Because complete spinal cord injuries are considered catastrophic and permanent, treatment focuses on rehabilitation and having the best quality of life. The NIH notes that SCI patients are best served by a team of experts, “led by a doctor specializing in physical medicine and rehabilitation (called a physiatrist) and often includes social workers, physical and occupational therapists, recreational therapists, rehabilitation nurses, rehabilitation psychologists, vocational counselors, nutritionists, a case worker, and other specialists.”

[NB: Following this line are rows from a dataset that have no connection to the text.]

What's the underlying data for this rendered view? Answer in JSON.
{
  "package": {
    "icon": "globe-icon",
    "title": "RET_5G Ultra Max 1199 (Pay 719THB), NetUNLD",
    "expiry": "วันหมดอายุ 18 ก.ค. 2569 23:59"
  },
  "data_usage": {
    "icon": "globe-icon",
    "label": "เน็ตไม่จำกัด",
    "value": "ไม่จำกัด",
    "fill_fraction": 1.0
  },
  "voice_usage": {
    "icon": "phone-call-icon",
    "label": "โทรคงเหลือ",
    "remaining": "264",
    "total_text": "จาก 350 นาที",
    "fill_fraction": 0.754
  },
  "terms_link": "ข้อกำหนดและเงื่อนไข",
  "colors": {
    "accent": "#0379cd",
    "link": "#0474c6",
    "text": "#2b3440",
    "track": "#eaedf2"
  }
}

Rehabilitation includes physical, occupational, recreational therapy, and vocational rehabilitation and educational training. Patients may also be fitted with adaptive devices, like “a wheelchair, electronic stimulators, assisted training with walking, neural prostheses (assistive devices that may stimulate the nerves to restore lost functions), computer adaptations, and other computer-assisted technology.”
What’s the current research on spinal cord injuries?
Scientists continue investigating ways to treat SCIs in the hopes they can one day be reversed. For example, the Spinal Cord Injury Research Program at Mayo Clinic states:
People with spinal cord injuries face health challenges that affect their quality of life. Therapeutic strategies primarily focus on alleviating secondary conditions associated with paralysis; however, recent novel interventions have revealed the potential for recovery of motor function in this population. Investigators in the Spinal Cord Research Program at Mayo Clinic recognize that both approaches are necessary and important directions for future development and research.
The NIH also participates in research and solutions through its BRAIN initiative.
What causes complete spinal cord injuries?
The NSCISC reports the following top causes of spinal cord injury between 2010 and 2020:
- Vehicular crashes (38.09%)
- Falls (31.22%)
- Violence (14.22%)
- Sports and recreation (8.52%)
- Other, including medical complications (4.33%)
Spinal cord injuries are incredibly serious and incredibly expensive. Further, the majority of SCIs occur in entirely preventable accidents.
Who is liable for my Atlanta spinal cord injury?
When you or a loved one suffers an SCI because of another’s negligence, you’re eligible to file a personal injury claim against the responsible party. Depending on the circumstances of the incident, liable parties can include the following:
- At-fault driver in a motor vehicle accident
- Owner of dangerous premises or property
- Person who assaulted you
- Physician or surgeon who caused your injury
- School district that contributed to your injury
- Manufacturer of a defective vehicle or product.
The attorneys at Harris Lowry Manton LLP work to hold the right people responsible for your spinal cord injury and to ensure you secure the compensation to which you’re entitled. If you want to talk to an experienced and compassionate injury lawyer today, call our Atlanta office at 404-998-8847, our Savannah office at 912-417-3774, or fill out our contact page and schedule your free initial consultation today.
Jed Manton is committed to representing individuals and business that have been harmed by the actions of others. With a solid track record, Jed has helped numerous clients who have been seriously injured or who have lost a loved one obtain justice, while holding the wrongdoer accountable.
Read more about Jed D. Manton here.